“We know North Carolina families and friends of these victims are suffering, and we extend our deepest sympathies to them,” Cooper said in a Tuesday afternoon press conference.
The Department of Public Safety website showed eight additional deaths in more counties around the state, including two deaths in Sampson County, one death in Pender County, one death in Robeson County and another in Anson County. DPS also said there were additional fatalities in counties already impacted by the storm, including another death in Gaston County, one in Onslow and one more in Pender County.
Cooper warned people not to let their guard down, even though the worst of the severe weather seems to be over.
“Even though there is no substantial rain now in the forecast and the sun may be shining, rivers continue to rise and we will see more flooding,” Cooper said.
Sixteen rivers are at major flood stage as of Tuesday, and three more are projected to crest Wednesday and Thursday.
There are more than 1,100 road closures around the state, including portions of Interstates 95 and 40. Officials said more closures are expected as rivers and creeks rise throughout the week.
There are 314,739 statewide power outages, according to DPS as of 2 p.m. Tuesday. Duke Energy said there are 209,478 customers without power across North Carolina, 3,684 of them in Mecklenburg County.
First responders have reported rescuing and evacuating more than 2,200 people and 578 animals. Cooper said farmers have seen flood and wind damage to their crops.
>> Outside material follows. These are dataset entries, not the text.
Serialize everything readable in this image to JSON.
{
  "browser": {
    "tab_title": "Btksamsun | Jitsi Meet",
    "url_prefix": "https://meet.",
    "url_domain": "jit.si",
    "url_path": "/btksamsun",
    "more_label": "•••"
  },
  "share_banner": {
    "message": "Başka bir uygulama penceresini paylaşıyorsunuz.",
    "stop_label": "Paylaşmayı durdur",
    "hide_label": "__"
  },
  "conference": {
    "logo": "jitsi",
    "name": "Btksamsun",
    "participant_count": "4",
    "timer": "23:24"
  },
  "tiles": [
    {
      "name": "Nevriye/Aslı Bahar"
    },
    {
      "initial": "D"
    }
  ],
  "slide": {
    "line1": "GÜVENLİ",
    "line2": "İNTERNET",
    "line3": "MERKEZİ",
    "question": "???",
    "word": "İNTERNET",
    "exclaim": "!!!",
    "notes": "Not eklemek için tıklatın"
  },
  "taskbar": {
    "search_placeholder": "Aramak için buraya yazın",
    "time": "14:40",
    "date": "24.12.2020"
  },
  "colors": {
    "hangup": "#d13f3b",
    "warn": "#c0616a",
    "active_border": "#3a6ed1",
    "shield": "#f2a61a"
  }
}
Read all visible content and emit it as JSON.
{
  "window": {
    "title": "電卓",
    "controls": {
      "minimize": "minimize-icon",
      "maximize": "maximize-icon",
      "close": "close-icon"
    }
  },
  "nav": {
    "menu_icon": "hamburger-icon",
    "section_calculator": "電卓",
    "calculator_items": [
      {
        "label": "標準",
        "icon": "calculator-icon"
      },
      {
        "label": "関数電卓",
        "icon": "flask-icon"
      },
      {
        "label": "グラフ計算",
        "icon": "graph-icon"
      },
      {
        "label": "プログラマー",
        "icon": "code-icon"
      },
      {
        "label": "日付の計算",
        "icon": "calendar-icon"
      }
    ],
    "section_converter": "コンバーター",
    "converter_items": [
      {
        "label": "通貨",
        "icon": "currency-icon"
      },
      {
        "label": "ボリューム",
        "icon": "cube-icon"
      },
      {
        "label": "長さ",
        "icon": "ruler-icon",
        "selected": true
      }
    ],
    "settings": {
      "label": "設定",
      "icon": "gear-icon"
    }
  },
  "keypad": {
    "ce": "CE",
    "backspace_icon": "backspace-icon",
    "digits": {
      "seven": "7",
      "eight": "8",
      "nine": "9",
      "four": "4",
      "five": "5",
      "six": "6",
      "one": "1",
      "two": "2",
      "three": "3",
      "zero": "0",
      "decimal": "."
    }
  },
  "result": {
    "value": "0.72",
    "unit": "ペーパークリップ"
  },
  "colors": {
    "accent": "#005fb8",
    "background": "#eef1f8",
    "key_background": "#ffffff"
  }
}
“A quarter to a half of the tobacco crop was still in the field and damaged,” he said. “Cotton, peanuts and other crops that harvest suffered damage as well.”
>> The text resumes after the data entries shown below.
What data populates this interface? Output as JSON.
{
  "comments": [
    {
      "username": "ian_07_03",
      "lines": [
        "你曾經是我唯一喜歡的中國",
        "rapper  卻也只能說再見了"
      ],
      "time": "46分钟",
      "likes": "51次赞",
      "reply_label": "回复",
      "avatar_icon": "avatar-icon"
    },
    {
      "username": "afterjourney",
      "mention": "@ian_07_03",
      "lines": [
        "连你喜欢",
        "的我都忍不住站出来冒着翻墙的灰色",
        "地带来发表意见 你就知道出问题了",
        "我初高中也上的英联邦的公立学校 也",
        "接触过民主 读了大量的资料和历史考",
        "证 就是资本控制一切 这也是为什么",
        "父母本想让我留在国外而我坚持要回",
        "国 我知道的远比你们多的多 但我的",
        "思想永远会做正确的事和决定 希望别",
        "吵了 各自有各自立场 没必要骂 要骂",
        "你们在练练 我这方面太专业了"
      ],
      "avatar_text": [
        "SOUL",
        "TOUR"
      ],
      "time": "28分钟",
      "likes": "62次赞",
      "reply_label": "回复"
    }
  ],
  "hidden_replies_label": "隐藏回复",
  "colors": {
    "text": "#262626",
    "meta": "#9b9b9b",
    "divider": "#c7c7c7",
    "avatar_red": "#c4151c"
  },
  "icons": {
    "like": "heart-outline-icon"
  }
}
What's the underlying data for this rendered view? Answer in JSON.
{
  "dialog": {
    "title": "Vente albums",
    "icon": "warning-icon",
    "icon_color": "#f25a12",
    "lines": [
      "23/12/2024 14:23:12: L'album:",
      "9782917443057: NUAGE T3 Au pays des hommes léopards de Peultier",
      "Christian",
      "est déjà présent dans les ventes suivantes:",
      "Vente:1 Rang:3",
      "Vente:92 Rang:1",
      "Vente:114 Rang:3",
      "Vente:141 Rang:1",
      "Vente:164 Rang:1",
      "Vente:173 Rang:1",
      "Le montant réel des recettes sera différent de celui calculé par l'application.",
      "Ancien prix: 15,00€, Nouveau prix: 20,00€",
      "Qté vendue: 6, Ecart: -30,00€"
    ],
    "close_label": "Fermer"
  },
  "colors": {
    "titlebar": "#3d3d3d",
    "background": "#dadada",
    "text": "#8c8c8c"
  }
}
As evacuees continue to seek refuge in shelters across the state, Cooper warned people in Pender, New Hanover and Brunswick counties not to return home.
“To the approximately 10,000 people staying in our shelters, and the countless more who were staying with friends and families or in hotels, I know it was hard to leave home,” Cooper said, “And it’s even harder to wait and wonder whether you even have a home to go back to.”
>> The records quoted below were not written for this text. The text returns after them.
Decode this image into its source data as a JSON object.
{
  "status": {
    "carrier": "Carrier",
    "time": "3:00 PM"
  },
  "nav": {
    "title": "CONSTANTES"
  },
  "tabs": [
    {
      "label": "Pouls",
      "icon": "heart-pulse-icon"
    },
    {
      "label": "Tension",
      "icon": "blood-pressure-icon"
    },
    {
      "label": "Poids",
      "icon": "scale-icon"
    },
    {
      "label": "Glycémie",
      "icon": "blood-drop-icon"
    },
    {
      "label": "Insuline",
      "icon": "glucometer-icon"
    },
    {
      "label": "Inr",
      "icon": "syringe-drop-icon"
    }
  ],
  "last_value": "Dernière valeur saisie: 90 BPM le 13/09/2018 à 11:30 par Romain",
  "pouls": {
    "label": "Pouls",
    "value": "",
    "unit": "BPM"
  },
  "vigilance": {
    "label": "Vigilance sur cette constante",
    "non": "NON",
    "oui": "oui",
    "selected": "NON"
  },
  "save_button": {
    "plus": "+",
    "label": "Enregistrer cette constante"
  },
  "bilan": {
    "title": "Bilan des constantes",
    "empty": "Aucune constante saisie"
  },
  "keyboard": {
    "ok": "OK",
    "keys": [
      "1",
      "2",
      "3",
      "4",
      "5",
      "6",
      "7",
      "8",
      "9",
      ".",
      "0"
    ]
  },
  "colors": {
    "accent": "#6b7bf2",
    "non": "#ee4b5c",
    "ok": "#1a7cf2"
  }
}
“But please,” he continued, “For your safety and the effectiveness of our emergency operations, do not try to return home yet.”
There are four “mass feeding kitchens” now set up in Washington, New Bern, Lumberton, and Kinston, and the state anticipates having four more operating in the near future.
The state department of health and human services is asking nurses to volunteer to help with outreach. Individual nurses are asked to register with the Red Cross. Groups of nurses that can deploy as a team as asked to register with the state here.
FEMA announced Tuesday that there is assistance available to homeowners and renters in North Carolina whose homes are “damaged, unsafe, or inaccessible because of Hurricane Florence.” Resources can be found here.
Disaster assistance is available to people affected by Florence in 18 North Carolina counties. Those counties include Beaufort, Bladen, Brunswick, Carteret, Columbus, Craven, Cumberland, Duplin, Harnett, Lenoir, Jones, New Hanover, Onslow, Pamlico, Pender, Robeson, Sampson, and Wayne counties. FEMA says more counties may be added later.
Cooper also said President Trump could potentially visit the state Wednesday to assess the damage from Florence.